I don't have any good ideas about how to finish this off. I think the worst part of grieving is the lack of control you have over yourself. I am not sleeping well, not focusing well, not doing things efficiently. I have a list of projects to do. I have the prospect of a nice vacation coming up late next month. I have a silly cat who loves to sleep in my lap and an equally silly dog who thinks my feet taste great. I am getting daily updates from the travelling family complete with photos. I threw out 22 pounds (just weighed the bag) of useless paper to-day. Wasn't this supposed to be the paperless world? I have laughed and cried with the Olympic athletes this last two weeks.

Now my two week orgy of TV and computer viewing is over for four years. I am telling myself to get on with things. And I will.


  1. Oh Mary, I'm so sorry about your friend. And about the rough time you've had. Grief takes its own time and is just a strange thing. Looks like you have a lot to keep you busy and I agree - you will get on with things. I'll be thinking of you!

  2. Grief is such a difficult companion. I don't have any sage advice for how to survive it beyond enduring and giving yourself a break. It is the most deeply personal of emotions. Please take care of yourself.

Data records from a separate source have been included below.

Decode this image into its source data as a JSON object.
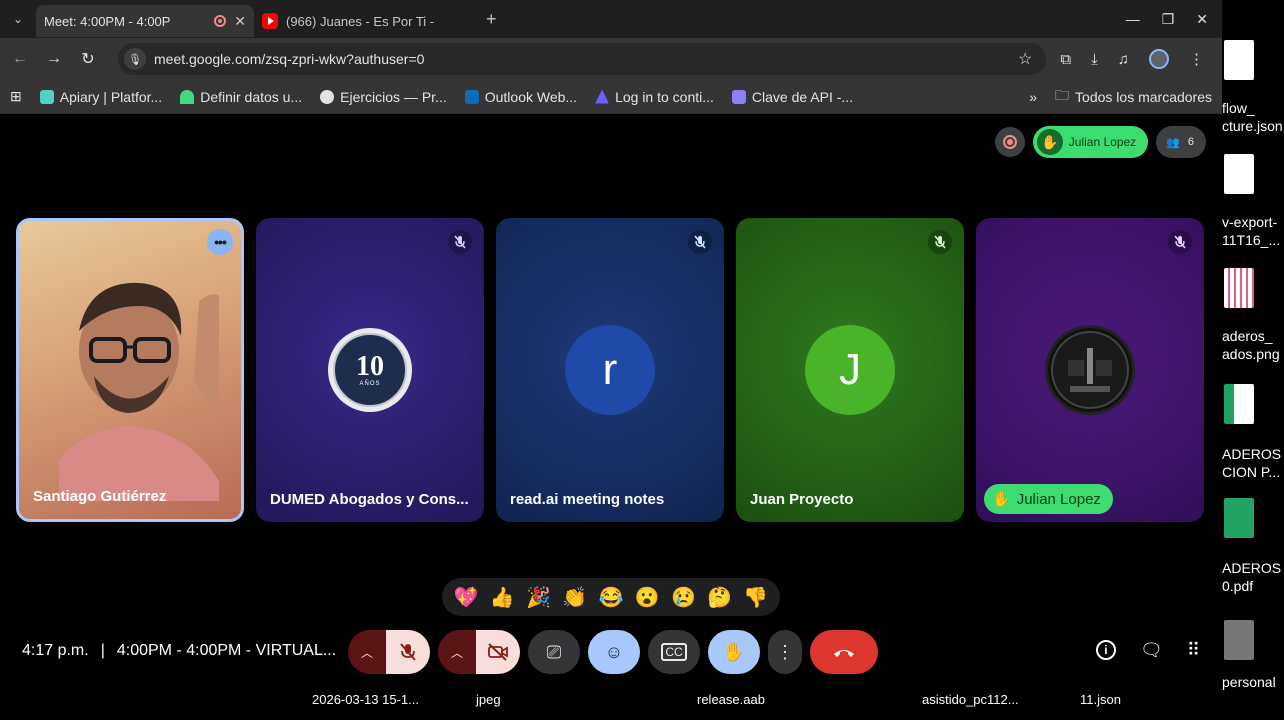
{
  "browser": {
    "tabs": [
      {
        "title": "Meet: 4:00PM - 4:00P",
        "icon": "google-meet-icon",
        "recording": true,
        "active": true
      },
      {
        "title": "(966) Juanes - Es Por Ti -",
        "icon": "youtube-icon",
        "active": false
      }
    ],
    "url": "meet.google.com/zsq-zpri-wkw?authuser=0",
    "bookmarks": [
      {
        "label": "Apiary | Platfor...",
        "color": "#4fd1c5"
      },
      {
        "label": "Definir datos u...",
        "color": "#3ddc84"
      },
      {
        "label": "Ejercicios — Pr...",
        "color": "#e3e3e3"
      },
      {
        "label": "Outlook Web...",
        "color": "#0f6cbd"
      },
      {
        "label": "Log in to conti...",
        "color": "#6d5dfc"
      },
      {
        "label": "Clave de API -...",
        "color": "#8b80f9"
      }
    ],
    "bookmarks_more": "»",
    "all_bookmarks": "Todos los marcadores"
  },
  "meet": {
    "raised_hand_chip": "Julian Lopez",
    "participant_count": "6",
    "participants": [
      {
        "name": "Santiago Gutiérrez",
        "type": "video",
        "muted": false
      },
      {
        "name": "DUMED Abogados y Cons...",
        "type": "logo",
        "logo_number": "10",
        "logo_text": "AÑOS",
        "muted": true
      },
      {
        "name": "read.ai meeting notes",
        "type": "initial",
        "initial": "r",
        "muted": true
      },
      {
        "name": "Juan Proyecto",
        "type": "initial",
        "initial": "J",
        "muted": true
      },
      {
        "name": "Julian Lopez",
        "type": "image",
        "hand_raised": true,
        "muted": true
      }
    ],
    "reactions": [
      "💖",
      "👍",
      "🎉",
      "👏",
      "😂",
      "😮",
      "😢",
      "🤔",
      "👎"
    ],
    "time": "4:17 p.m.",
    "separator": "|",
    "meeting_title": "4:00PM - 4:00PM - VIRTUAL..."
  },
  "desktop": {
    "bottom_files": [
      "2026-03-13 15-1...",
      "jpeg",
      "release.aab",
      "asistido_pc112...",
      "11.json"
    ],
    "side_labels": [
      "flow_",
      "cture.json",
      "v-export-",
      "11T16_...",
      "aderos_",
      "ados.png",
      "ADEROS",
      "CION P...",
      "ADEROS",
      "0.pdf",
      "personal"
    ]
  }
}
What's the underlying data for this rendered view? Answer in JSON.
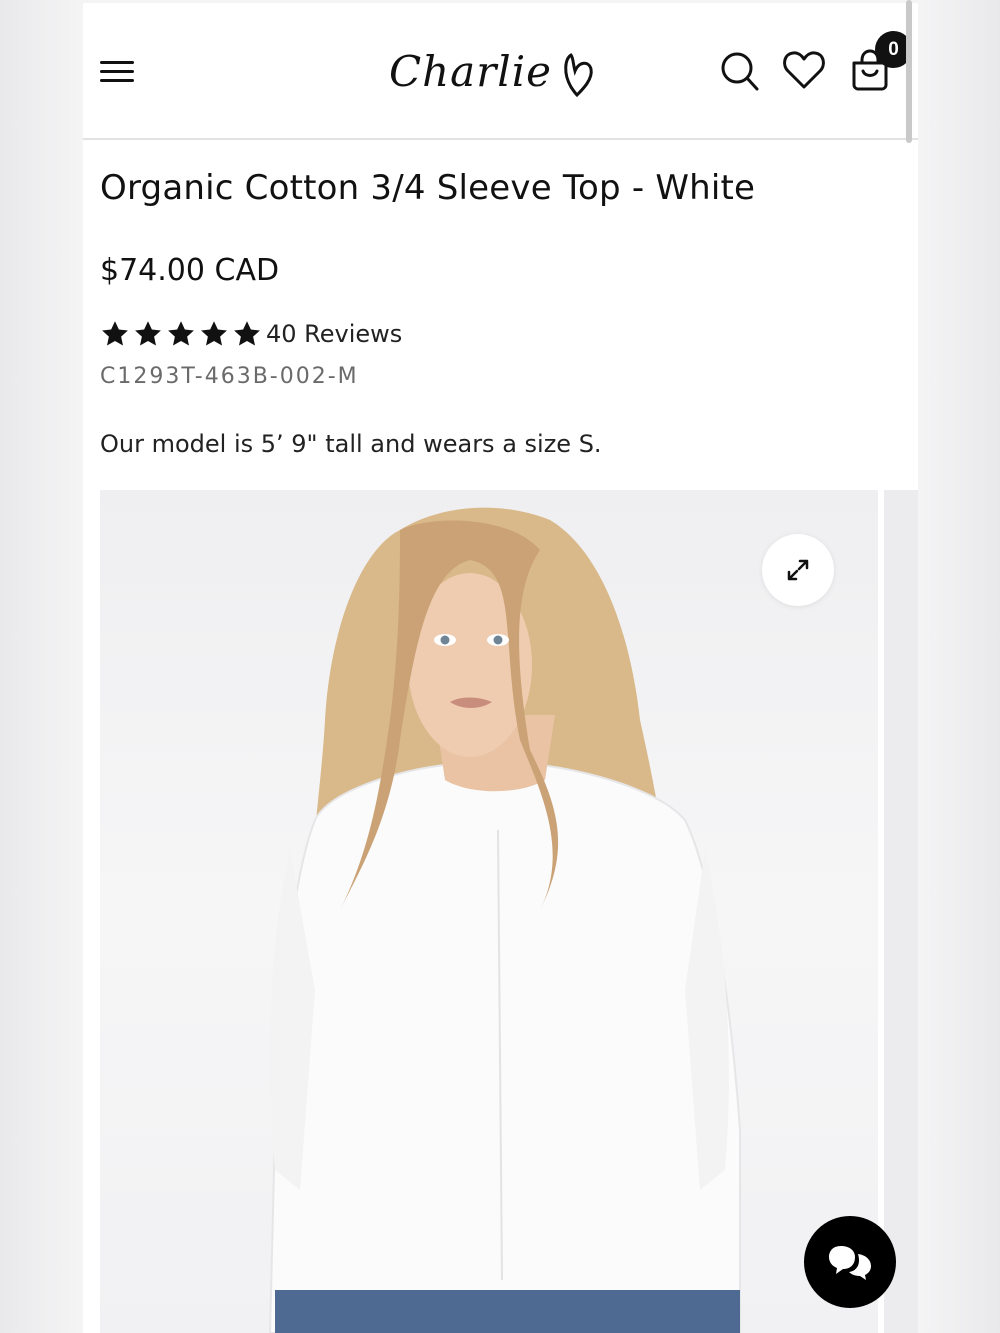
{
  "header": {
    "logo_text": "Charlie",
    "cart_count": "0"
  },
  "product": {
    "title": "Organic Cotton 3/4 Sleeve Top - White",
    "price": "$74.00 CAD",
    "rating_stars": 5,
    "reviews_label": "40 Reviews",
    "sku": "C1293T-463B-002-M",
    "model_note": "Our model is 5’ 9\" tall and wears a size S."
  },
  "colors": {
    "text": "#111111",
    "muted": "#6a6a6a",
    "chat_button": "#000000"
  },
  "icons": [
    "hamburger-menu-icon",
    "search-icon",
    "heart-icon",
    "shopping-bag-icon",
    "expand-icon",
    "chat-icon",
    "star-icon"
  ]
}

  3. In our culture, we tend to try to hide our grief. I think the "process" is much more successful, if you accept it as your companion and invite it along with you. We are here whenever you need.

  4. You were her best friend too. Her life saver. Run away days kept her going. Your strength and understanding made her life better. Your parking abilities (in her ditch/pond out front) however, were something else altogether. So many shared laughs and stories. One day they will come without all the tears. For now, we stocked up on kleenex. Come on over. Thank you for all you've done for all of us.

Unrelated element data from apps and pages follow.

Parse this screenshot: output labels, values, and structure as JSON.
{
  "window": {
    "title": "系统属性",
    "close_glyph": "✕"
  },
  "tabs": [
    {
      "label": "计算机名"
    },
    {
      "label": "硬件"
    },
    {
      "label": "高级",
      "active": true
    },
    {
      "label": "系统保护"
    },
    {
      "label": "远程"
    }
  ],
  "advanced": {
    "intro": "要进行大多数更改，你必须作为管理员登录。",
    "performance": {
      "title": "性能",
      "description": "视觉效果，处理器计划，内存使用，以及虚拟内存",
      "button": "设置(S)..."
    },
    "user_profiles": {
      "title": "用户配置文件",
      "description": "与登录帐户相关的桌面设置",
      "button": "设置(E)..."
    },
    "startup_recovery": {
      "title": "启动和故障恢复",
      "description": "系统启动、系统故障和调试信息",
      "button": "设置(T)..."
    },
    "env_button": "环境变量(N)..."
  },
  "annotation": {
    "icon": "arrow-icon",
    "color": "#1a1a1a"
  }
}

  5. Sorry for your loss and also the loss of your volunteer job. I know the latter was a decision, but it's still a loss and a change. You've had a busy summer, so give yourself time to just relax. Read a few books or some such.

  6. Thanks guys! Except, perhaps, for the ditch comment. It was slippery, dern it.
    AC, I am reading and doing fun tasks and trying to relax. De, you're right. I've been here before and you are so right.
    Nance, the cat is providing moments of lap shaking purring that are, in spite of the claws, quite endearing.
    Tere, thanks and I'm thinking of you, too. Be well!

  7. oh, mary. i am so sorry that i missed this post.

    and sorrier, of course, about your friend. what a loss.

    hope the fog is lifting a bit more with each day that passes.

    love to you.